That makes this almost entirely an opinion question, one full of guesswork. The evidence, however, has me leaning noticeably toward Venters, at least for 2011. In 2012 and beyond, however, Kimbrel might be an annual bet for top-five closer status, a dominant stopper in the Carlos Marmol mold.
And does it matter?
Absolutely the winner of this battle matters, though the worst-case scenario cannot be ignored. Nate Ravitz and I had this very discussion at the annual Tout Wars auction, and he raised an interesting point: What if Kimbrel's command falters enough that he needs more seasoning in Triple-A, and in his absence, Venters also is unable to hold down the role?
Granted, we were in agreement that it's the absolute worst-case scenario, but let's not forget that the Braves have had similar issues with their late-inning relief in the past decade.
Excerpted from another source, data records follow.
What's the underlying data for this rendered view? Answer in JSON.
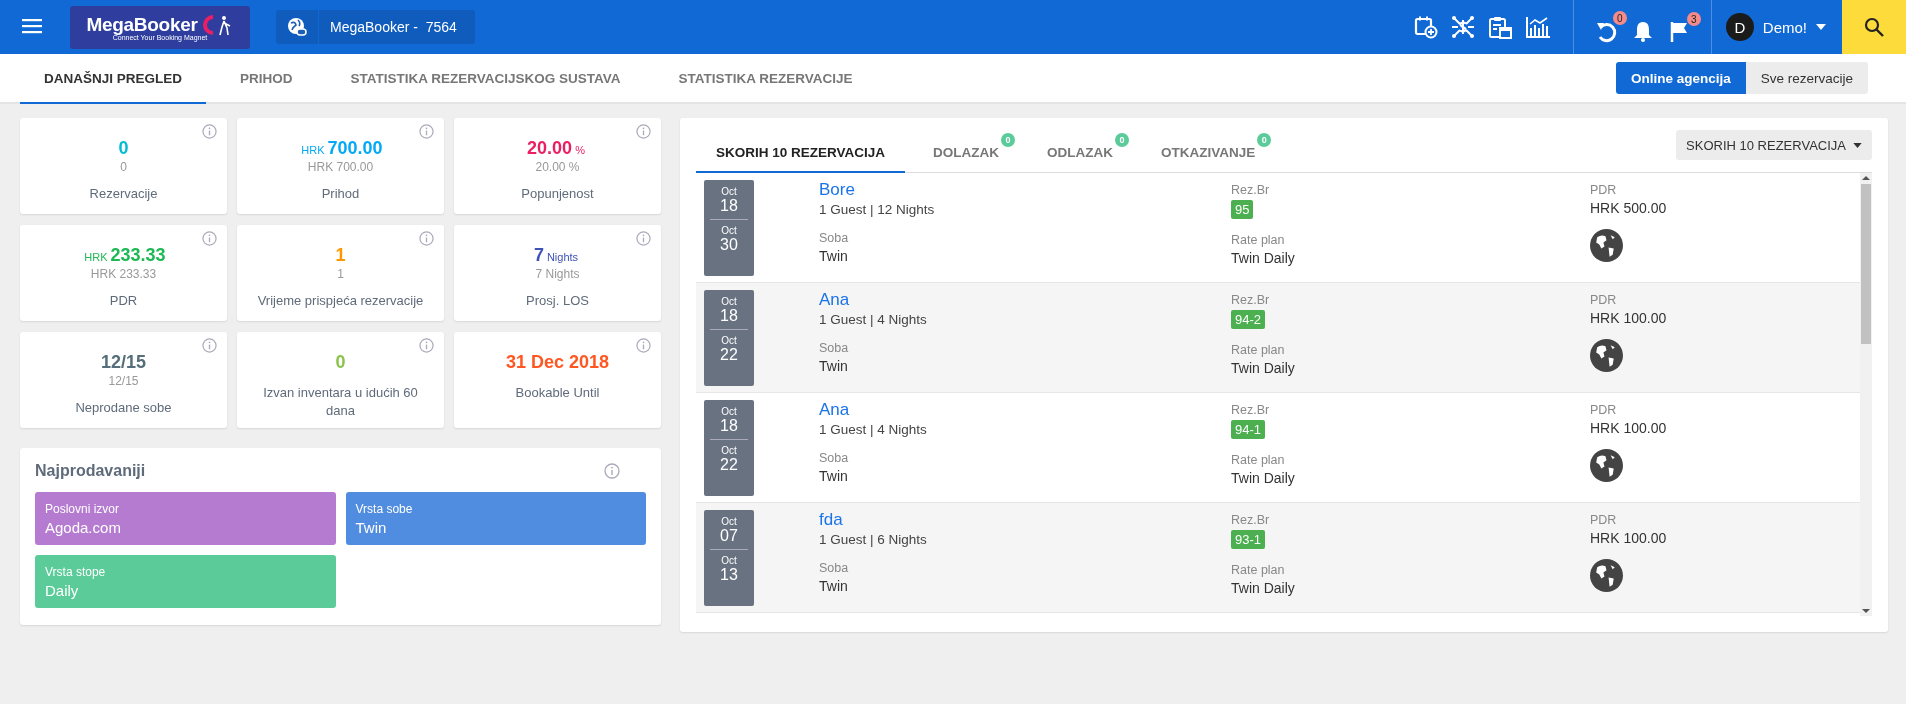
{
  "topbar": {
    "logo": {
      "name": "MegaBooker",
      "tagline": "Connect Your Booking Magnet"
    },
    "property": "MegaBooker -  7564",
    "counters": [
      {
        "kind": "undo",
        "badge": "0"
      },
      {
        "kind": "bell"
      },
      {
        "kind": "flag",
        "badge": "3"
      }
    ],
    "user": {
      "initial": "D",
      "name": "Demo!"
    }
  },
  "tabs": [
    {
      "label": "DANAŠNJI PREGLED",
      "selected": true
    },
    {
      "label": "PRIHOD",
      "selected": false
    },
    {
      "label": "STATISTIKA REZERVACIJSKOG SUSTAVA",
      "selected": false
    },
    {
      "label": "STATISTIKA REZERVACIJE",
      "selected": false
    }
  ],
  "view_buttons": [
    {
      "label": "Online agencija",
      "selected": true
    },
    {
      "label": "Sve rezervacije",
      "selected": false
    }
  ],
  "stats": [
    {
      "value": "0",
      "subvalue": "0",
      "label": "Rezervacije",
      "color": "#00bcd4"
    },
    {
      "prefix": "HRK",
      "value": "700.00",
      "subvalue": "HRK 700.00",
      "label": "Prihod",
      "color": "#03a9f4"
    },
    {
      "value": "20.00",
      "suffix": "%",
      "subvalue": "20.00 %",
      "label": "Popunjenost",
      "color": "#e91e63"
    },
    {
      "prefix": "HRK",
      "value": "233.33",
      "subvalue": "HRK 233.33",
      "label": "PDR",
      "color": "#1db954"
    },
    {
      "value": "1",
      "subvalue": "1",
      "label": "Vrijeme prispjeća rezervacije",
      "color": "#ff9800"
    },
    {
      "value": "7",
      "suffix": "Nights",
      "subvalue": "7 Nights",
      "label": "Prosj. LOS",
      "color": "#3f51b5"
    },
    {
      "value": "12/15",
      "subvalue": "12/15",
      "label": "Neprodane sobe",
      "color": "#546e7a"
    },
    {
      "value": "0",
      "label": "Izvan inventara u idućih 60 dana",
      "color": "#8bc34a"
    },
    {
      "value": "31 Dec 2018",
      "label": "Bookable Until",
      "color": "#ff5722"
    }
  ],
  "bestsellers": {
    "title": "Najprodavaniji",
    "items": [
      {
        "label": "Poslovni izvor",
        "value": "Agoda.com",
        "color": "#b57bd0"
      },
      {
        "label": "Vrsta sobe",
        "value": "Twin",
        "color": "#508de0"
      },
      {
        "label": "Vrsta stope",
        "value": "Daily",
        "color": "#5acb99"
      }
    ]
  },
  "reservations": {
    "tabs": [
      {
        "label": "SKORIH 10 REZERVACIJA",
        "selected": true
      },
      {
        "label": "DOLAZAK",
        "badge": "0",
        "selected": false
      },
      {
        "label": "ODLAZAK",
        "badge": "0",
        "selected": false
      },
      {
        "label": "OTKAZIVANJE",
        "badge": "0",
        "selected": false
      }
    ],
    "filter": "SKORIH 10 REZERVACIJA",
    "rows": [
      {
        "from": {
          "month": "Oct",
          "day": "18"
        },
        "to": {
          "month": "Oct",
          "day": "30"
        },
        "guest": "Bore",
        "details": "1 Guest | 12 Nights",
        "room_label": "Soba",
        "room": "Twin",
        "rez_label": "Rez.Br",
        "rez_no": "95",
        "rate_label": "Rate plan",
        "rate_plan": "Twin Daily",
        "pdr_label": "PDR",
        "pdr": "HRK 500.00"
      },
      {
        "from": {
          "month": "Oct",
          "day": "18"
        },
        "to": {
          "month": "Oct",
          "day": "22"
        },
        "guest": "Ana",
        "details": "1 Guest | 4 Nights",
        "room_label": "Soba",
        "room": "Twin",
        "rez_label": "Rez.Br",
        "rez_no": "94-2",
        "rate_label": "Rate plan",
        "rate_plan": "Twin Daily",
        "pdr_label": "PDR",
        "pdr": "HRK 100.00"
      },
      {
        "from": {
          "month": "Oct",
          "day": "18"
        },
        "to": {
          "month": "Oct",
          "day": "22"
        },
        "guest": "Ana",
        "details": "1 Guest | 4 Nights",
        "room_label": "Soba",
        "room": "Twin",
        "rez_label": "Rez.Br",
        "rez_no": "94-1",
        "rate_label": "Rate plan",
        "rate_plan": "Twin Daily",
        "pdr_label": "PDR",
        "pdr": "HRK 100.00"
      },
      {
        "from": {
          "month": "Oct",
          "day": "07"
        },
        "to": {
          "month": "Oct",
          "day": "13"
        },
        "guest": "fda",
        "details": "1 Guest | 6 Nights",
        "room_label": "Soba",
        "room": "Twin",
        "rez_label": "Rez.Br",
        "rez_no": "93-1",
        "rate_label": "Rate plan",
        "rate_plan": "Twin Daily",
        "pdr_label": "PDR",
        "pdr": "HRK 100.00"
      }
    ]
  }
}
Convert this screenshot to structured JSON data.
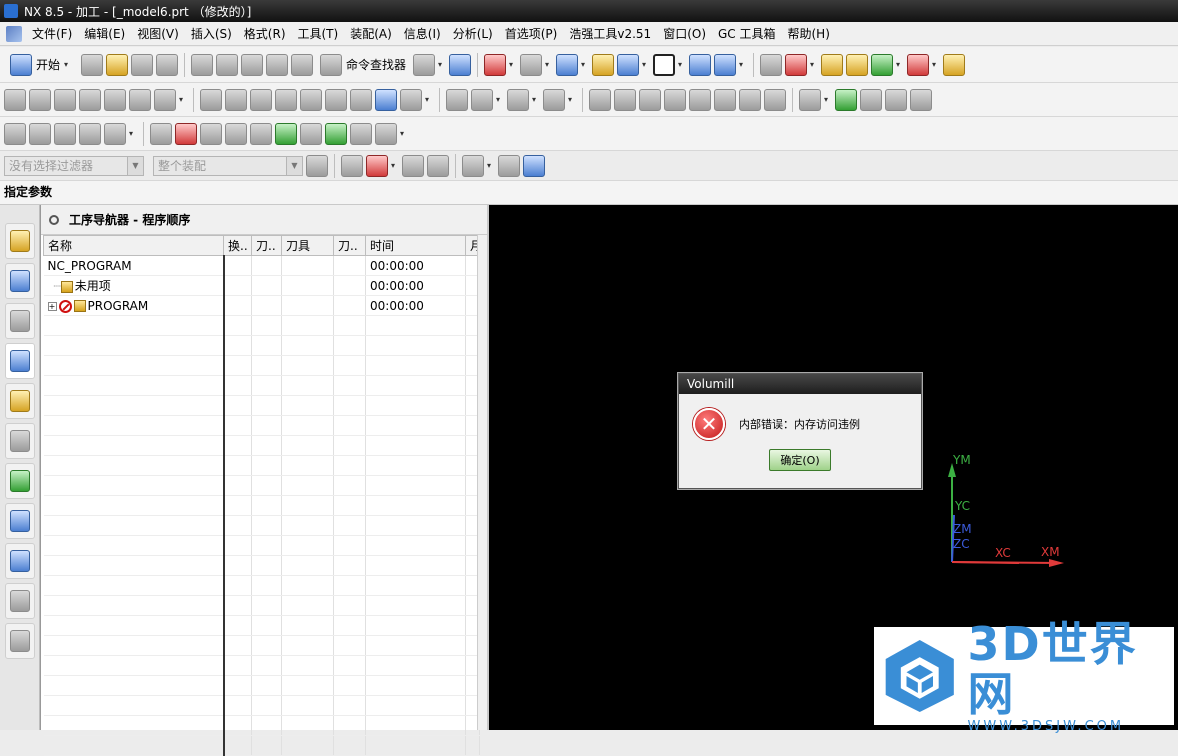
{
  "window": {
    "title": "NX 8.5 - 加工 - [_model6.prt （修改的）]"
  },
  "menu": {
    "items": [
      "文件(F)",
      "编辑(E)",
      "视图(V)",
      "插入(S)",
      "格式(R)",
      "工具(T)",
      "装配(A)",
      "信息(I)",
      "分析(L)",
      "首选项(P)",
      "浩强工具v2.51",
      "窗口(O)",
      "GC 工具箱",
      "帮助(H)"
    ]
  },
  "toolbar": {
    "start_label": "开始",
    "command_finder_label": "命令查找器"
  },
  "selection_bar": {
    "filter_placeholder": "没有选择过滤器",
    "scope_placeholder": "整个装配"
  },
  "cue_line": {
    "text": "指定参数"
  },
  "navigator": {
    "title": "工序导航器 - 程序顺序",
    "columns": [
      "名称",
      "换..",
      "刀..",
      "刀具",
      "刀..",
      "时间",
      "月"
    ],
    "rows": [
      {
        "name": "NC_PROGRAM",
        "time": "00:00:00"
      },
      {
        "name": "未用项",
        "time": "00:00:00"
      },
      {
        "name": "PROGRAM",
        "time": "00:00:00"
      }
    ]
  },
  "dialog": {
    "title": "Volumill",
    "message": "内部错误：内存访问违例",
    "ok_label": "确定(O)"
  },
  "triad": {
    "ym": "YM",
    "yc": "YC",
    "zm": "ZM",
    "zc": "ZC",
    "xc": "XC",
    "xm": "XM"
  },
  "watermark": {
    "brand": "3D世界网",
    "url": "WWW.3DSJW.COM"
  },
  "colors": {
    "viewport_bg": "#000000",
    "axis_x": "#e03a3a",
    "axis_y": "#3cb043",
    "axis_z": "#3b5bdb"
  }
}
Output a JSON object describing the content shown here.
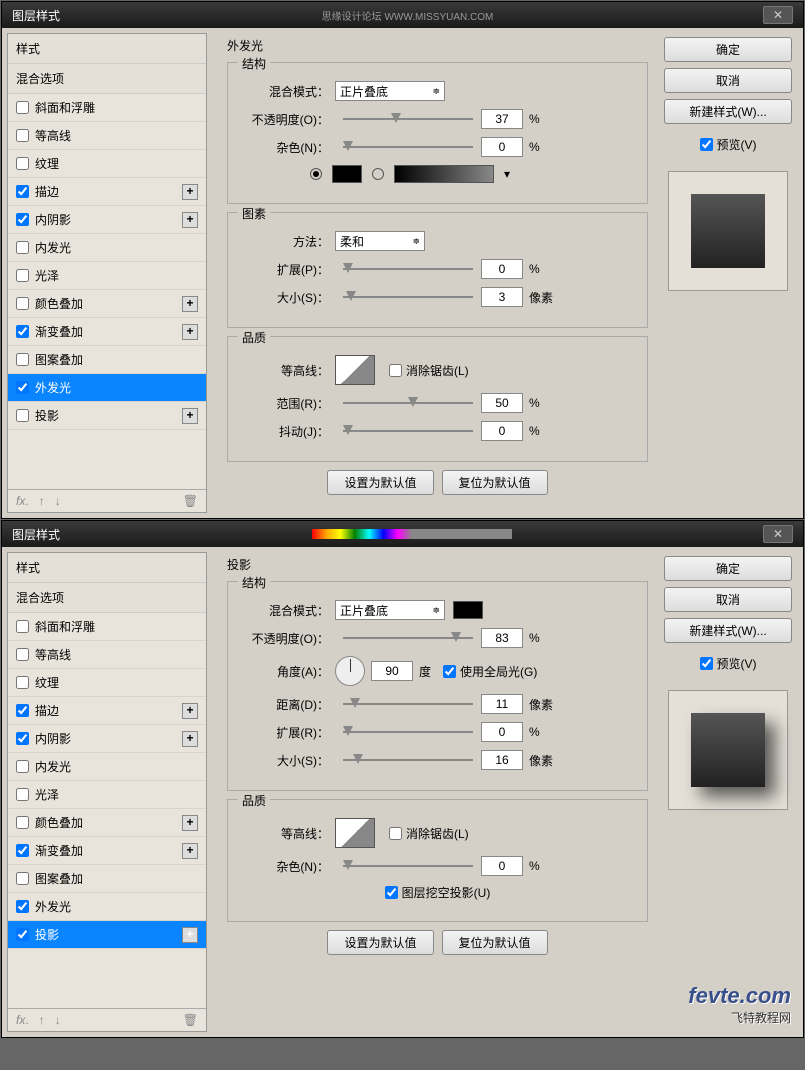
{
  "dialogs": [
    {
      "title": "图层样式",
      "credit": "思缘设计论坛   WWW.MISSYUAN.COM",
      "section_title": "外发光",
      "styles_header": "样式",
      "blend_options": "混合选项",
      "items": [
        {
          "label": "斜面和浮雕",
          "checked": false,
          "add": false
        },
        {
          "label": "等高线",
          "checked": false,
          "add": false
        },
        {
          "label": "纹理",
          "checked": false,
          "add": false
        },
        {
          "label": "描边",
          "checked": true,
          "add": true
        },
        {
          "label": "内阴影",
          "checked": true,
          "add": true
        },
        {
          "label": "内发光",
          "checked": false,
          "add": false
        },
        {
          "label": "光泽",
          "checked": false,
          "add": false
        },
        {
          "label": "颜色叠加",
          "checked": false,
          "add": true
        },
        {
          "label": "渐变叠加",
          "checked": true,
          "add": true
        },
        {
          "label": "图案叠加",
          "checked": false,
          "add": false
        },
        {
          "label": "外发光",
          "checked": true,
          "add": false,
          "selected": true
        },
        {
          "label": "投影",
          "checked": false,
          "add": true
        }
      ],
      "struct_title": "结构",
      "blend_mode_label": "混合模式：",
      "blend_mode_value": "正片叠底",
      "opacity_label": "不透明度(O)：",
      "opacity_value": "37",
      "opacity_unit": "%",
      "noise_label": "杂色(N)：",
      "noise_value": "0",
      "noise_unit": "%",
      "elements_title": "图素",
      "method_label": "方法：",
      "method_value": "柔和",
      "spread_label": "扩展(P)：",
      "spread_value": "0",
      "spread_unit": "%",
      "size_label": "大小(S)：",
      "size_value": "3",
      "size_unit": "像素",
      "quality_title": "品质",
      "contour_label": "等高线：",
      "antialias_label": "消除锯齿(L)",
      "range_label": "范围(R)：",
      "range_value": "50",
      "range_unit": "%",
      "jitter_label": "抖动(J)：",
      "jitter_value": "0",
      "jitter_unit": "%",
      "btn_default": "设置为默认值",
      "btn_reset": "复位为默认值",
      "right": {
        "ok": "确定",
        "cancel": "取消",
        "newstyle": "新建样式(W)...",
        "preview": "预览(V)"
      }
    },
    {
      "title": "图层样式",
      "section_title": "投影",
      "styles_header": "样式",
      "blend_options": "混合选项",
      "items": [
        {
          "label": "斜面和浮雕",
          "checked": false,
          "add": false
        },
        {
          "label": "等高线",
          "checked": false,
          "add": false
        },
        {
          "label": "纹理",
          "checked": false,
          "add": false
        },
        {
          "label": "描边",
          "checked": true,
          "add": true
        },
        {
          "label": "内阴影",
          "checked": true,
          "add": true
        },
        {
          "label": "内发光",
          "checked": false,
          "add": false
        },
        {
          "label": "光泽",
          "checked": false,
          "add": false
        },
        {
          "label": "颜色叠加",
          "checked": false,
          "add": true
        },
        {
          "label": "渐变叠加",
          "checked": true,
          "add": true
        },
        {
          "label": "图案叠加",
          "checked": false,
          "add": false
        },
        {
          "label": "外发光",
          "checked": true,
          "add": false
        },
        {
          "label": "投影",
          "checked": true,
          "add": true,
          "selected": true
        }
      ],
      "struct_title": "结构",
      "blend_mode_label": "混合模式：",
      "blend_mode_value": "正片叠底",
      "opacity_label": "不透明度(O)：",
      "opacity_value": "83",
      "opacity_unit": "%",
      "angle_label": "角度(A)：",
      "angle_value": "90",
      "angle_unit": "度",
      "global_light": "使用全局光(G)",
      "distance_label": "距离(D)：",
      "distance_value": "11",
      "distance_unit": "像素",
      "spread_label": "扩展(R)：",
      "spread_value": "0",
      "spread_unit": "%",
      "size_label": "大小(S)：",
      "size_value": "16",
      "size_unit": "像素",
      "quality_title": "品质",
      "contour_label": "等高线：",
      "antialias_label": "消除锯齿(L)",
      "noise_label": "杂色(N)：",
      "noise_value": "0",
      "noise_unit": "%",
      "knockout_label": "图层挖空投影(U)",
      "btn_default": "设置为默认值",
      "btn_reset": "复位为默认值",
      "right": {
        "ok": "确定",
        "cancel": "取消",
        "newstyle": "新建样式(W)...",
        "preview": "预览(V)"
      }
    }
  ],
  "watermark": {
    "main": "fevte.com",
    "sub": "飞特教程网"
  }
}
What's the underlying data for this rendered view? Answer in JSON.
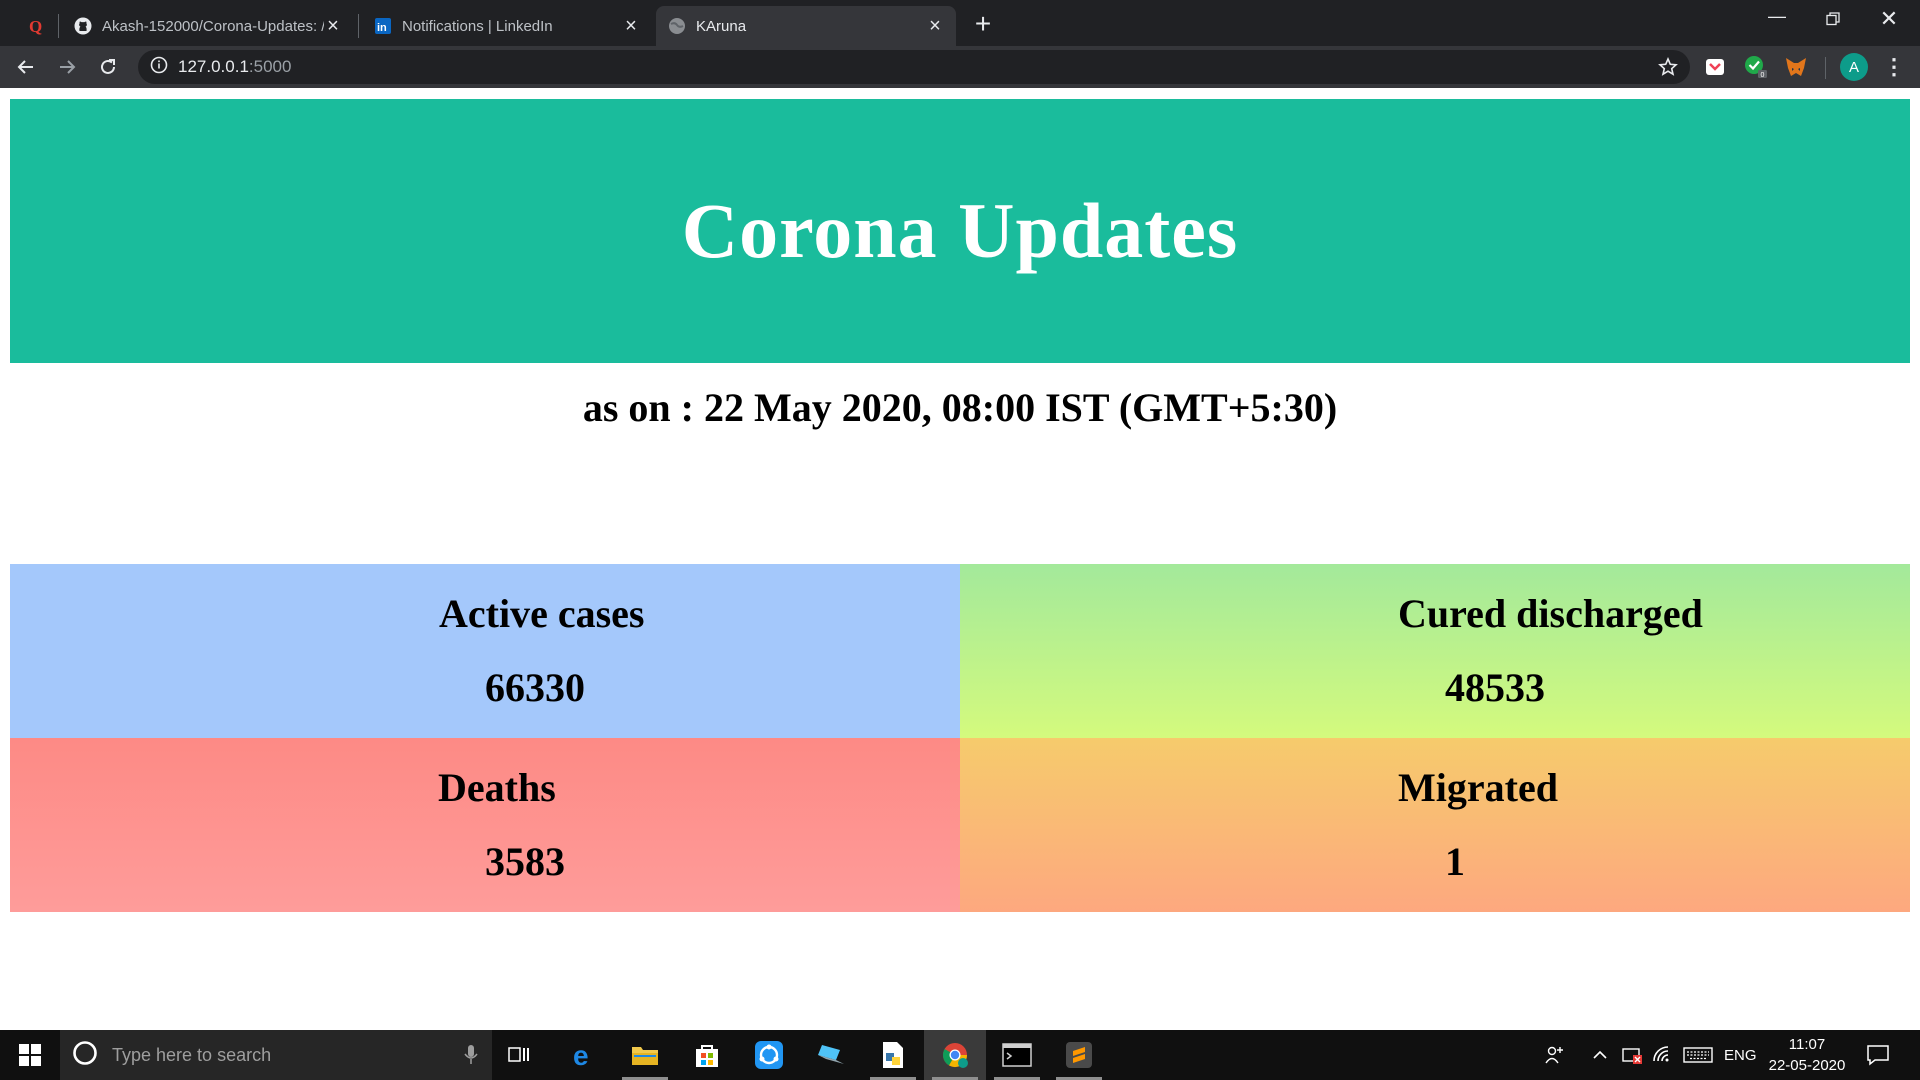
{
  "browser": {
    "tabs": [
      {
        "title": "Akash-152000/Corona-Updates: /",
        "icon": "github-icon"
      },
      {
        "title": "Notifications | LinkedIn",
        "icon": "linkedin-icon"
      },
      {
        "title": "KAruna",
        "icon": "globe-icon",
        "active": true
      }
    ],
    "address": {
      "host": "127.0.0.1",
      "port": ":5000"
    },
    "profile_initial": "A"
  },
  "page": {
    "title": "Corona Updates",
    "as_on": "as on : 22 May 2020, 08:00 IST (GMT+5:30)",
    "stats": {
      "active": {
        "label": "Active cases",
        "value": "66330"
      },
      "cured": {
        "label": "Cured discharged",
        "value": "48533"
      },
      "deaths": {
        "label": "Deaths",
        "value": "3583"
      },
      "migrated": {
        "label": "Migrated",
        "value": "1"
      }
    },
    "colors": {
      "header": "#1abc9c",
      "active": "#a4c8fb",
      "cured": "#c0f28a",
      "deaths": "#fe8f8c",
      "migrated": "#f9b977"
    }
  },
  "taskbar": {
    "search_placeholder": "Type here to search",
    "language": "ENG",
    "time": "11:07",
    "date": "22-05-2020"
  }
}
In 2006 they entered without a proven finisher, and had to trade for Bob Wickman in July. And as recently as 2008, the Braves utilized the aforementioned Soriano-Gonzalez tandem; they squeezed only 17 saves out of the two combined, and a major league-worst 26 out of all their relievers.
A scenario by which the Braves are linked to trade rumors for a "proven closer" such as Heath Bell or Joakim Soria come July isn't unthinkable, but with two talented candidates like this at the onset of the season, it's well worth staying in-house for now.
It's worth it for fantasy owners, too, though this is arguably the most mandatory handcuff situation in all of baseball. Give both Kimbrel and Venters a chance, especially considering they're being drafted no sooner than the 19th round on average in ESPN drafts (Kimbrel 186th, 187.8 ADP; Venters 261 and 223.4).
But if we're picking horses, my money is on Venters being more valuable.
Tristan H. Cockcroft is a fantasy baseball analyst for ESPN.com and a two-time champion of the League of Alternative Baseball Reality (LABR) experts league. You can e-mail him here, or follow him on Twitter @SultanofStat.